* **EXERCISE REQUIREMENTS**:
The answer must consist of every line below that holds the word "server".

* **Excerpts from an interface dataset**:
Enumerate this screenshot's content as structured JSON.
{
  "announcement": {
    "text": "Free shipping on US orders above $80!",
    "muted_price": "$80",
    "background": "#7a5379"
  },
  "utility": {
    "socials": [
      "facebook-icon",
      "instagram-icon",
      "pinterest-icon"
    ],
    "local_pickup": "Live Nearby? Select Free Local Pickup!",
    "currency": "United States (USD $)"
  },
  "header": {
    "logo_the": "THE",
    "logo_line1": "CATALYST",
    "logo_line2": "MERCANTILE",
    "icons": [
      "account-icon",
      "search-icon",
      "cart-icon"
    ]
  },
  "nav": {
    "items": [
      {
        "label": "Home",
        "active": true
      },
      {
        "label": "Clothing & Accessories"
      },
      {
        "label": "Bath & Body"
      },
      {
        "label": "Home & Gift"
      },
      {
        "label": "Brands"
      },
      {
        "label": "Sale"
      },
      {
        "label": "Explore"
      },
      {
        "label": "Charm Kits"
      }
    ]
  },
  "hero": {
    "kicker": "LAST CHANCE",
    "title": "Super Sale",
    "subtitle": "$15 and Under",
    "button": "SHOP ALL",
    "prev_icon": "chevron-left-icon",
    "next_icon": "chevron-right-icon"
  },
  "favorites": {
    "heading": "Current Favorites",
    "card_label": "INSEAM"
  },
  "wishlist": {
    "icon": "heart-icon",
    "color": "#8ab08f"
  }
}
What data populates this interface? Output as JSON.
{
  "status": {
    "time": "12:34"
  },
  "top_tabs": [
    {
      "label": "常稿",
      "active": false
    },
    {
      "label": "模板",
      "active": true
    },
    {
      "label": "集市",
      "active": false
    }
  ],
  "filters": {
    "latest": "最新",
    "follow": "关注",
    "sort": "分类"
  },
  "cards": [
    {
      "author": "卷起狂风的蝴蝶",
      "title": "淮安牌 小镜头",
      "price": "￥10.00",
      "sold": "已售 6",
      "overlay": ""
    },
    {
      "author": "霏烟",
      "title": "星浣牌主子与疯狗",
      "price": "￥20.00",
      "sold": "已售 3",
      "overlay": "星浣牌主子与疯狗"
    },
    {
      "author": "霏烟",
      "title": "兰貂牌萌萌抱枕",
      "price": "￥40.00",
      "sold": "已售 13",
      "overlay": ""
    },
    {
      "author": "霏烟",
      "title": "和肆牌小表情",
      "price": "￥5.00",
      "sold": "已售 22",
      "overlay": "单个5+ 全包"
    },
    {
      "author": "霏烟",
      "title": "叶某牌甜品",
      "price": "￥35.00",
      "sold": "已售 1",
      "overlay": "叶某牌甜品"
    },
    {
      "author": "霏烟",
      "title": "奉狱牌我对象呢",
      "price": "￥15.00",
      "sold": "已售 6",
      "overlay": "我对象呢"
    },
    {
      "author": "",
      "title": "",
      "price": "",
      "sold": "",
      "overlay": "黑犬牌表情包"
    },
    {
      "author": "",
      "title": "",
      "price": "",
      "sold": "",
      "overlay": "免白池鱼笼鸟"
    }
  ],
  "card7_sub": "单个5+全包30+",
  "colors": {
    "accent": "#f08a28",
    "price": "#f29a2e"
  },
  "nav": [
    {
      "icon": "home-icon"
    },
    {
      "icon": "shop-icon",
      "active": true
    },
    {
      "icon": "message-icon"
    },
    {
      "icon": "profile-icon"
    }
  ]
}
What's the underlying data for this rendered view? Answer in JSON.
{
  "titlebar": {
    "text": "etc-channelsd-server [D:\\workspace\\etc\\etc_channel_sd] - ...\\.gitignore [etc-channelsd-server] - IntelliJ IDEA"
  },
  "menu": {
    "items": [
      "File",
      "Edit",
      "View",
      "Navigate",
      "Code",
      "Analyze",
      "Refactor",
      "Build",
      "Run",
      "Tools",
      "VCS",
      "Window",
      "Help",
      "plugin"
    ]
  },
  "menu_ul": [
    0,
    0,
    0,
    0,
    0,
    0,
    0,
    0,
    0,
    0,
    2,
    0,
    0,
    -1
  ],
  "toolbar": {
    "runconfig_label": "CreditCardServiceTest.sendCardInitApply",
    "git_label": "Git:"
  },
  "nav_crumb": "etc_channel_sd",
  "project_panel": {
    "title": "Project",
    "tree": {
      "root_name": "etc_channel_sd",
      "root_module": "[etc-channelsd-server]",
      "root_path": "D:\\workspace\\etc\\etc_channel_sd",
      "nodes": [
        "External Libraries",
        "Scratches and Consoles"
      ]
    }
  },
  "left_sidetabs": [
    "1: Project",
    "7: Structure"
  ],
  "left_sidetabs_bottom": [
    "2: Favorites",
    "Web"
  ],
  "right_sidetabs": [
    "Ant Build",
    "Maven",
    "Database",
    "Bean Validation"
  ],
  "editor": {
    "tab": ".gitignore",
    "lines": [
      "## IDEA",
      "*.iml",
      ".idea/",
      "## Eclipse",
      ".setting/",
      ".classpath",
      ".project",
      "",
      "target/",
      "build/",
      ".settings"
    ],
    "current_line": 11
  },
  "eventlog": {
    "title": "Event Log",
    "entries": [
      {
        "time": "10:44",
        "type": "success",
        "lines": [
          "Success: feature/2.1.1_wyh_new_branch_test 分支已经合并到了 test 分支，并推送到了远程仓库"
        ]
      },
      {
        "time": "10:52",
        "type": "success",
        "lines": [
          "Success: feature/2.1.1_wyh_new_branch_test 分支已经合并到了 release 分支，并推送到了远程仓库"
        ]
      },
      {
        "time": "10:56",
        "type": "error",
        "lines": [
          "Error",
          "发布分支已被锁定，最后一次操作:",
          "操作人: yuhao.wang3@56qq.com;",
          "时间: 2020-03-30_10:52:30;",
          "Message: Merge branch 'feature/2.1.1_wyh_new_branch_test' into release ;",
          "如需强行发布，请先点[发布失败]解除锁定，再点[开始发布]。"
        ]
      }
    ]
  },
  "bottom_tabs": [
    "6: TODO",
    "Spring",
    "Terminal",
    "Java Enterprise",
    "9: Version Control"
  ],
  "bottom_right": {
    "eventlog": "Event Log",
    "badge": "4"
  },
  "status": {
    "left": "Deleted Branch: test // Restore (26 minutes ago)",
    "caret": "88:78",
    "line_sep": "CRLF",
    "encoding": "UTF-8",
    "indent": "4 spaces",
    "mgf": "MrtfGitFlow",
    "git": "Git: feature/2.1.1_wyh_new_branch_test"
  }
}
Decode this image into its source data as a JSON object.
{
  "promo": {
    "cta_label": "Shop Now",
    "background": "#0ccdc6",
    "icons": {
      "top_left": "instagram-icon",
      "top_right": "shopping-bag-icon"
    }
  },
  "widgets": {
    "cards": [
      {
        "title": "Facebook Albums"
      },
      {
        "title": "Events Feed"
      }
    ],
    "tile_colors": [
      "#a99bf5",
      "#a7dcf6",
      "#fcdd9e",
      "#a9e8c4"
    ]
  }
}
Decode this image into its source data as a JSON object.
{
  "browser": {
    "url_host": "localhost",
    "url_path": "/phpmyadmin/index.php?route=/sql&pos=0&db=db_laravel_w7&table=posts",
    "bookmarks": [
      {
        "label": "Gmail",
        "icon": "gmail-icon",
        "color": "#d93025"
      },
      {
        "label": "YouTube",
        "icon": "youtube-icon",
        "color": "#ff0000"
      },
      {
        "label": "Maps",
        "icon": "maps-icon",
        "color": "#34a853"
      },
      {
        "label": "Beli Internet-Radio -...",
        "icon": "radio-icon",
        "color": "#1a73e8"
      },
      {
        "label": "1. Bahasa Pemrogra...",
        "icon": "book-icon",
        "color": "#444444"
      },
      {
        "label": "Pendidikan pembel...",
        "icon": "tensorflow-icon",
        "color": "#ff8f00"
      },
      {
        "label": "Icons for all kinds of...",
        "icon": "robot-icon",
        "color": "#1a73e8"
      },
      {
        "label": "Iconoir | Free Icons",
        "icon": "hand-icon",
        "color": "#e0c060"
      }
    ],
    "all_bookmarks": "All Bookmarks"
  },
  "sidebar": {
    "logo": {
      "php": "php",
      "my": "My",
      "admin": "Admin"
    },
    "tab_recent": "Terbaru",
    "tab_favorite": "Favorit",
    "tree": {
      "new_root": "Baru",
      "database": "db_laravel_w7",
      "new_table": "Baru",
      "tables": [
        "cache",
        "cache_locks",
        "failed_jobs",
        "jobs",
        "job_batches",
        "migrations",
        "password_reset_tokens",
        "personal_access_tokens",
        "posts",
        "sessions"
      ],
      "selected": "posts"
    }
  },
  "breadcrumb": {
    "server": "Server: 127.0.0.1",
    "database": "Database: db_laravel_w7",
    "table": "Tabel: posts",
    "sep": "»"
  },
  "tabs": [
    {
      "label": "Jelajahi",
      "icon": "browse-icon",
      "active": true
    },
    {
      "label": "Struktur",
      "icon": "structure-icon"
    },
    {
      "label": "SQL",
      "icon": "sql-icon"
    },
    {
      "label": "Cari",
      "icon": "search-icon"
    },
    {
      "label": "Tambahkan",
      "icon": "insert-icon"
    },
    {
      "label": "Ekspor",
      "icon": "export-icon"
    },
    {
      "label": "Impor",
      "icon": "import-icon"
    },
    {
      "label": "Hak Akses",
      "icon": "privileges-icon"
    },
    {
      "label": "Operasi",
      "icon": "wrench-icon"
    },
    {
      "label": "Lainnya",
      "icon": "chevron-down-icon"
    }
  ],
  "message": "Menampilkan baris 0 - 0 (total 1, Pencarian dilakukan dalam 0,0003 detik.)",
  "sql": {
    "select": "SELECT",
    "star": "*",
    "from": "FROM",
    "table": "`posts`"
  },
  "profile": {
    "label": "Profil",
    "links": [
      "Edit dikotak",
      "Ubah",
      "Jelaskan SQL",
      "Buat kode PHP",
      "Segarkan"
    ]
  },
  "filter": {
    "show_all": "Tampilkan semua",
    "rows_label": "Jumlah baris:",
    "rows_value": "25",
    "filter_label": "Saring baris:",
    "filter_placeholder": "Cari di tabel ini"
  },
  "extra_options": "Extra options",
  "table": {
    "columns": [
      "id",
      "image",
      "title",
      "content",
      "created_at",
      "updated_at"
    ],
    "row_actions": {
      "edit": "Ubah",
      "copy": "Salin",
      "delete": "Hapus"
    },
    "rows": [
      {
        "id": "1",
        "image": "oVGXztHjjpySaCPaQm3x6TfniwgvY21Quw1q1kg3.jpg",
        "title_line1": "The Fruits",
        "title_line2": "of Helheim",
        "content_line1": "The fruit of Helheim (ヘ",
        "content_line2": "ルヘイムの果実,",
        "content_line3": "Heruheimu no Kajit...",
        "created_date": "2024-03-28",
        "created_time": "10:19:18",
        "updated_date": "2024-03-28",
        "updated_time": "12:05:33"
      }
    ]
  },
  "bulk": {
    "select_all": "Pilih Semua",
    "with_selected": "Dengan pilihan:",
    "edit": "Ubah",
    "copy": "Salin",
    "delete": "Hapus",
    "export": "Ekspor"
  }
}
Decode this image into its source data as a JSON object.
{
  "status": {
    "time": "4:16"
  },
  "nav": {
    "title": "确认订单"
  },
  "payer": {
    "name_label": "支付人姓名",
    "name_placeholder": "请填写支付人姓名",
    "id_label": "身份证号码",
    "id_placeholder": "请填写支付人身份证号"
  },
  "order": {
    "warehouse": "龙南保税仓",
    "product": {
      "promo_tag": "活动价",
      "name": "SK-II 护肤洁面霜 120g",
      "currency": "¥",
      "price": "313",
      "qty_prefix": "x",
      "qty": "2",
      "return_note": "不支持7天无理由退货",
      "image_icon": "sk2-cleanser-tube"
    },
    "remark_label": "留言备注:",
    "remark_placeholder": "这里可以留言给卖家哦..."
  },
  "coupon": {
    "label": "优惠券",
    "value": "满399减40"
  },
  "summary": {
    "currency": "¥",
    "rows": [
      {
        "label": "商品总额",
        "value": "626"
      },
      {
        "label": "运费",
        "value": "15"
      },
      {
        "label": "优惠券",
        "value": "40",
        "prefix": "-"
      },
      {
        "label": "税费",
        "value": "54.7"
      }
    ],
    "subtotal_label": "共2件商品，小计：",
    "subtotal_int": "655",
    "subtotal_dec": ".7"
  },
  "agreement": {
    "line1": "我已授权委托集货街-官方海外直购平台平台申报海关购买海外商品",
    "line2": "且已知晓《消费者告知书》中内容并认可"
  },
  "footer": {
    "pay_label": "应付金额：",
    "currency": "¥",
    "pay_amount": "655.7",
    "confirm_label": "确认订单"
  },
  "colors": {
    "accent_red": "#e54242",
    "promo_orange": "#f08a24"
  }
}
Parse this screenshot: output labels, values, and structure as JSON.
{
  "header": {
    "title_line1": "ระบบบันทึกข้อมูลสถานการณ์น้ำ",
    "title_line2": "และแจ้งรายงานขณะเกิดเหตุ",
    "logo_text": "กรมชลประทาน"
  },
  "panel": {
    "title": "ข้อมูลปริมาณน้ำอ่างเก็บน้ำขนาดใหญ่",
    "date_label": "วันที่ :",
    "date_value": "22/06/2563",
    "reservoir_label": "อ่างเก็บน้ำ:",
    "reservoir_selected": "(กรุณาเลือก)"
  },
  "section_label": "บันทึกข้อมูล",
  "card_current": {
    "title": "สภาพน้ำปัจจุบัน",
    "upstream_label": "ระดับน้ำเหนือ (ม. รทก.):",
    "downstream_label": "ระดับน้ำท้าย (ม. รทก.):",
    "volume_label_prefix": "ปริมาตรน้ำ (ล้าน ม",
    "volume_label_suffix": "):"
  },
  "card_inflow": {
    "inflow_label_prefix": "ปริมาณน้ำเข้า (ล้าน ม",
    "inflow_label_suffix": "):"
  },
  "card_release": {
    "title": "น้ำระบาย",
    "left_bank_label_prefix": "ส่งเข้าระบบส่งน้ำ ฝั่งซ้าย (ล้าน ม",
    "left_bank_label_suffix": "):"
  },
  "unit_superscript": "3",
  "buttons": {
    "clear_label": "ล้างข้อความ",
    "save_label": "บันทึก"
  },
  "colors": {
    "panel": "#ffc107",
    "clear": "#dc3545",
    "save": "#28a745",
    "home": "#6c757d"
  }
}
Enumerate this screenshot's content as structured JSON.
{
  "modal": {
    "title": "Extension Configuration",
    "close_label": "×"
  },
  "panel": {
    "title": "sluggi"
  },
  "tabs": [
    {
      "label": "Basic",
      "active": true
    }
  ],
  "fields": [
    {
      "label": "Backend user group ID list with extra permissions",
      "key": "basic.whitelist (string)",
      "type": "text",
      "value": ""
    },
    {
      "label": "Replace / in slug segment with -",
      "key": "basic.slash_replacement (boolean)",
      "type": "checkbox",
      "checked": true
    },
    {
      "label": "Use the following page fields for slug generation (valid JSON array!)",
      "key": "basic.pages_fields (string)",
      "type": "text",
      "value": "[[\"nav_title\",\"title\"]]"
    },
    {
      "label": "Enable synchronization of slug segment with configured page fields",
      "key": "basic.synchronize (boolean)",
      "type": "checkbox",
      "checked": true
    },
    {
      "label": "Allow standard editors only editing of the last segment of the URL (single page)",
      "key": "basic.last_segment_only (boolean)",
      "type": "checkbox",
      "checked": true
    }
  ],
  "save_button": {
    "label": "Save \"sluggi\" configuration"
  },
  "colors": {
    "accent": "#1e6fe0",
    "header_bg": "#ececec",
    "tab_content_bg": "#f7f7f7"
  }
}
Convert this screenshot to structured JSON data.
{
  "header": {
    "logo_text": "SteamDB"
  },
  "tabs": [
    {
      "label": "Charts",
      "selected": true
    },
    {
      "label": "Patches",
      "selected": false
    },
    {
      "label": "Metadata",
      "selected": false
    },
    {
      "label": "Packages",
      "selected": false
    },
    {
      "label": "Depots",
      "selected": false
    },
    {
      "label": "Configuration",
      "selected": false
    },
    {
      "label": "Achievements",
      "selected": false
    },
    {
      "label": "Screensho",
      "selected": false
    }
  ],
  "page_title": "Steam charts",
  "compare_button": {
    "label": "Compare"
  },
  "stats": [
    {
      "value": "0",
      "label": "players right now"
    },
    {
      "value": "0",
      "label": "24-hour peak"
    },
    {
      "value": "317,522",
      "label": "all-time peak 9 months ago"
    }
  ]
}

* **SOLVED PROBLEM**:
    "text": "etc-channelsd-server [D:\\workspace\\etc\\etc_channel_sd] - ...\\.gitignore [etc-channelsd-server] - IntelliJ IDEA"
      "root_module": "[etc-channelsd-server]",
    "server": "Server: 127.0.0.1",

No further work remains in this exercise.